By Elaine Lies
TOKYO (Reuters) - Tokyo 2020 still faces questions on judo, sailing and triathlon, where issues about water quality in particular remain unresolved, International Olympic Committee (IOC) Vice President John Coates said on Tuesday with just over two years to prepare.
Coates, who is also chairman of the IOC's Coordination Committee for the 2020 Tokyo Games, on Monday said Tokyo must answer tough questions from national Olympic committees or risk losing confidence in their ability to host the games.
The stakes are especially high given the success of the Pyeongchang Winter games earlier this year, he said at the end of a two-day Project Review meeting in Tokyo.
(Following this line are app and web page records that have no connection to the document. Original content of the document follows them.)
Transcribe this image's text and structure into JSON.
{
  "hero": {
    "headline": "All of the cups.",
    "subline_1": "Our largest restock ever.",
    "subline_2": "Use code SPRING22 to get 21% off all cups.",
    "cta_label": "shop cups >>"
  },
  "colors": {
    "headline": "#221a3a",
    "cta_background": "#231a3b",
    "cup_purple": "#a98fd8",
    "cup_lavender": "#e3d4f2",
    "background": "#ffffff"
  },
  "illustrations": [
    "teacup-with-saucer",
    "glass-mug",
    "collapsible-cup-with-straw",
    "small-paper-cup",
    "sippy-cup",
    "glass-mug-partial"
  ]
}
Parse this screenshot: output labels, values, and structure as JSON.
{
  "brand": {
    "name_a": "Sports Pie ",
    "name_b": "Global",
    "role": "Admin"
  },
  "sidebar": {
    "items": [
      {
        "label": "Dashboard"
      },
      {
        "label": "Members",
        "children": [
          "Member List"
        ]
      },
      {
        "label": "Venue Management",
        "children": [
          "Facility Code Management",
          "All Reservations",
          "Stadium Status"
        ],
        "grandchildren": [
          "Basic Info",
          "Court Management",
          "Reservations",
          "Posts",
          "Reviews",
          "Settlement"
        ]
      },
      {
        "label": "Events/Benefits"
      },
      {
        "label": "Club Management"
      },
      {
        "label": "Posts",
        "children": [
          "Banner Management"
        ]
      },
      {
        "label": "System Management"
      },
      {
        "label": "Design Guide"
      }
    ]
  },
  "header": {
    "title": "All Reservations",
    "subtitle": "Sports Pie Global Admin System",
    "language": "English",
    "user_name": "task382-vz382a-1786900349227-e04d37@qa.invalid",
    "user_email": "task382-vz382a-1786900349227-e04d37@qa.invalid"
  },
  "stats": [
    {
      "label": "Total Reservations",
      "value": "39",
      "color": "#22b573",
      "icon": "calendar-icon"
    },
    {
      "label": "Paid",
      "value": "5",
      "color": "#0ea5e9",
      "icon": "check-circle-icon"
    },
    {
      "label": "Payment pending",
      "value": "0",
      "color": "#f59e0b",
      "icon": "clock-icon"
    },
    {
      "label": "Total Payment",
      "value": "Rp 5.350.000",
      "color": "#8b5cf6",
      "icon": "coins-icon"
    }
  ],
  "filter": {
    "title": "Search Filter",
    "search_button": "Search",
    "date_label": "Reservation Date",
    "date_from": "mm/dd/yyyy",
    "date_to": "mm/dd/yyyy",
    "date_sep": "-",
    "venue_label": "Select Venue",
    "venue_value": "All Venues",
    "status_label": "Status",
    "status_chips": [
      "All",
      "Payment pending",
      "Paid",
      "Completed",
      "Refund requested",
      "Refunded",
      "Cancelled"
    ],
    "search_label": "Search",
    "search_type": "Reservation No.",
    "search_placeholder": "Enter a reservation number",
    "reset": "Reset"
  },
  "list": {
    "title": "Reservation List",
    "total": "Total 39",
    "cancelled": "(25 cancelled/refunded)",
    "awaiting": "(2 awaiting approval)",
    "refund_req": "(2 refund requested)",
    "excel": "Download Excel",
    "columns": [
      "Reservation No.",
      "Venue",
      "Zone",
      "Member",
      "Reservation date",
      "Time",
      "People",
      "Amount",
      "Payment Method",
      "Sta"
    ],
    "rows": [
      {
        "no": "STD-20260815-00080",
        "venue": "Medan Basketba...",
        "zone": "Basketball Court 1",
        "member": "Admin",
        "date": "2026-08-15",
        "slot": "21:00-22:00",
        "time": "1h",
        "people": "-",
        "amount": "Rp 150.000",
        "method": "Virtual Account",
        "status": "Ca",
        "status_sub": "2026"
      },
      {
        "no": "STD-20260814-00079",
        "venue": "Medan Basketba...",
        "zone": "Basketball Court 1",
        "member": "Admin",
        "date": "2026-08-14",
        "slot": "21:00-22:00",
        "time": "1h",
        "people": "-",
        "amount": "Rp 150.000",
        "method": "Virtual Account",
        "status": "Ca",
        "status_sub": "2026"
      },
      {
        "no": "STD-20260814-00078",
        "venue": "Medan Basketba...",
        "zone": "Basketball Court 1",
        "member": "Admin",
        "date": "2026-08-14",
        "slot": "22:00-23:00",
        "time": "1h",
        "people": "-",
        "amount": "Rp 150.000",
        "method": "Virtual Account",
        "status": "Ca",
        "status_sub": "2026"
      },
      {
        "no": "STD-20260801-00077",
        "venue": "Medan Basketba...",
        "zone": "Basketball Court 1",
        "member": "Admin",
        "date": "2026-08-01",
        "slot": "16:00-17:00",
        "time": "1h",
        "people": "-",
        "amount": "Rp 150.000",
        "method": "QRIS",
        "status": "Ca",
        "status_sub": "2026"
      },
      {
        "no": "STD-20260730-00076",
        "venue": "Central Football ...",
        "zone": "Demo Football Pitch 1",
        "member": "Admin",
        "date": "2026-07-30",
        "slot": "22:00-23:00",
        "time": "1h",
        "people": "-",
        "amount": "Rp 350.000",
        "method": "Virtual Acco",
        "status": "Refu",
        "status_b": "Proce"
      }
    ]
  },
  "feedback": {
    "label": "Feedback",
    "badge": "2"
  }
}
"We experienced a wonderful Winter Games in Pyeongchang, we saw your Japanese team produce some wonderful performances but now you are the next host city," he said, adding that this would require them to be forthright as the clock ticked down and urgency grows for answers.
"I think the questions are going to increasingly come, particularly from the 206 national Olympic Committees who want to know about the best arrangements for their athletes."
Among the competitions facing questions are judo and sailing and triathlon, where the water quality has been under scrutiny.
Tokyo 2020 organizers said in October that tests showed levels of E. Coli up to 20 times above the accepted limit and fecal coliform bacteria seven times higher than agreed at the planned venue for marathon swimming and triathlon.
To deal with this, organizers have said they will install underwater screens at Odaiba Marine Park to limit the amount of bacteria flowing from offshore during rainy periods and have already conducted a number of tests.
"Triathlon was still concerned about water quality and we received a presentation about experiments that will take place this year and next year, better screening into the water and putting curtains," he said.
"We very pleased by the attention that's being given to that."
Judo was concerned about procedural events ahead of the Games, while sailing was worried about the impact local fishermen might have on their practice sessions, he added.
Games organizers have also been working to cut costs after a 2016 study warned expenses could balloon to four times the original estimate in the bid documents, a process that Coates said would continue as additional areas came under scrutiny.
The Tokyo Games start on July 24, 2020.
(Reporting by Elaine Lies; Editing by Amlan Chakraborty)